It is my hope that a basis for ongoing dialog about theoretical foundations has been established in this chapter. I realize that I have traversed much landscape but not provided very much detail. I acknowledge having ignored much that is relevant. These errors of commission and omission could form the basis for discussion and leave the author of the Theoretical Foundations chapter in the next edition of this Handbook much more about which to write.
In closing I would like to return briefly to the two basic values that provided a point of departure: humility and openness. It is clear to me that a great many have contributed to our knowledge about educational communications and technology. I have chosen to include an extended bibliography rather than a simple list of references so as to emphasize that fact. Indeed, we stand on the shoulders of giants. The problem is deciding whose shoulders to use for a meaningful boost up and look over the landscape. Part of developing a sense of humility is realizing the significance of what so many who have preceded us have accomplished.
A second pathway to humility is realizing how limited our own understanding is on any particular issue of any complexity at all. I have adopted the following mantra for this purpose—surely it would be a remarkable coincidence if the limits of my imagination happened to coincide with the limits of reality. Openness follows naturally from a sense of humility and the realization that others often have excellent ideas.
As educational researchers, we might wonder what will come from what we have done, are now doing, and are likely to do in the future. We conduct studies, we write articles and books, we pile up accomplishments, and yet there is always more to be done, new territory to be explored, alternative explanations to investigate, new methods to try, and so on. I am reminded of a sonnet written by Percy Bysshe Shelly (1818) with which I close:
I met a traveler from an antique land Who said: Two vast and trunkless legs of stone Stand in the desert … Near them, on the sand, Half sunk, a shattered visage lies, whose frown, And wrinkled lip, and sneer of cold command, Tell that its sculptor well those passions read Which yet survive, stamped on these lifeless things, The hand that mocked them, and the heart that fed; And on the pedestal these words appear: “My name is Ozymandias, king of kings: Look on my works, ye Mighty, and despair!” Nothing beside remains.
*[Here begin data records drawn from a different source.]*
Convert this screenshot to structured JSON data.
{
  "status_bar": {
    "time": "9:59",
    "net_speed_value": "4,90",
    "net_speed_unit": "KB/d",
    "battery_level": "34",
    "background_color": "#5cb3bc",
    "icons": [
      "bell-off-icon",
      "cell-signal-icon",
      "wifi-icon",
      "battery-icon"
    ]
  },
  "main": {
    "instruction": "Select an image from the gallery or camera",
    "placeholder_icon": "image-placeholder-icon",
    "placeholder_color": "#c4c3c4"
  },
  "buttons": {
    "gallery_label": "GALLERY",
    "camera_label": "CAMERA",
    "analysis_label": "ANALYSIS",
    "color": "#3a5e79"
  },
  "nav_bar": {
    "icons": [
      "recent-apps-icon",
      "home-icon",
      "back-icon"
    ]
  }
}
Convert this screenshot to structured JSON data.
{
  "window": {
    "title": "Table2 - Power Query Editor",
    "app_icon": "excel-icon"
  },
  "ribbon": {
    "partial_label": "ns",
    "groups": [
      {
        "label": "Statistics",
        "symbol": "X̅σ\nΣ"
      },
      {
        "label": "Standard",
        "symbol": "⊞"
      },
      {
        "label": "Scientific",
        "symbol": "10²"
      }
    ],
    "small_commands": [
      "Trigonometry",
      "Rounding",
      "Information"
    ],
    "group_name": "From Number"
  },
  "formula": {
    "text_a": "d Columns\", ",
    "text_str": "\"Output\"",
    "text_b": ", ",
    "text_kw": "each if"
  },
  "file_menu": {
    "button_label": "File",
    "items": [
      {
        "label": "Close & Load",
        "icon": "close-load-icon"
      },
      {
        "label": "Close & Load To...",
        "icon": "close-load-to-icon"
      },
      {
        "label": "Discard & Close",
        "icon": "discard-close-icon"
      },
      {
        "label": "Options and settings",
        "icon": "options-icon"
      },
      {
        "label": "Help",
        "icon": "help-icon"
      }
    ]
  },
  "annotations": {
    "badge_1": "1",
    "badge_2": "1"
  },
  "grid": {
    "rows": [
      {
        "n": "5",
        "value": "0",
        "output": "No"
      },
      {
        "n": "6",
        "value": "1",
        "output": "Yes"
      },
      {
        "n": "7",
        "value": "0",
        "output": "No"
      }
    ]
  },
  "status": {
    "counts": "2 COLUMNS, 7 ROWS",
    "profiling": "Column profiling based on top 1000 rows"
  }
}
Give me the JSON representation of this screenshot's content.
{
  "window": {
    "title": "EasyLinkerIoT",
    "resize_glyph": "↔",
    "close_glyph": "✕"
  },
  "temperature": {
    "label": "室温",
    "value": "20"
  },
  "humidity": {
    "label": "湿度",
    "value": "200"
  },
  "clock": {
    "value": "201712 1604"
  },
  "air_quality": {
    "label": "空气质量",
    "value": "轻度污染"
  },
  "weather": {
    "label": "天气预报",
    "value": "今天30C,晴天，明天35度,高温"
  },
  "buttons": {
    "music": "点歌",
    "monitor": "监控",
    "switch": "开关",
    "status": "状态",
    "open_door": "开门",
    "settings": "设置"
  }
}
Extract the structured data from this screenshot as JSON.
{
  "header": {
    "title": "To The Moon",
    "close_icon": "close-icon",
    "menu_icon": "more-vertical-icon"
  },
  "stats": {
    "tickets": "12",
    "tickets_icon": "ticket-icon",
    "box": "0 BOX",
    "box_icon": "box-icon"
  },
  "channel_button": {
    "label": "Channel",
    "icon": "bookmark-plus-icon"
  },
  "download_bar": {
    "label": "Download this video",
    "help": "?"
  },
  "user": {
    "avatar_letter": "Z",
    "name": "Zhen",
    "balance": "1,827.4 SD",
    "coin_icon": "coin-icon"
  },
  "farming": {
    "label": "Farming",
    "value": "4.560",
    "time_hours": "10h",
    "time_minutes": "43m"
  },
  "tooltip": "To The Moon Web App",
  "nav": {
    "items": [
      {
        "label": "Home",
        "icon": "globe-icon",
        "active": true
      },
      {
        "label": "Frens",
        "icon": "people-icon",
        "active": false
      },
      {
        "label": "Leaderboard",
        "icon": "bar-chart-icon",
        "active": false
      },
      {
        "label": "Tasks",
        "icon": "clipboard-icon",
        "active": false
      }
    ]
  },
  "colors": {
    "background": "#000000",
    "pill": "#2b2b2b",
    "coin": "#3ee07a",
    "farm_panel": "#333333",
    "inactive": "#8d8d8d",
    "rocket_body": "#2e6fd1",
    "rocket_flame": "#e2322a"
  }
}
Round the decay Of that colossal wreck, boundless and bare The lone and level sands stretch far away.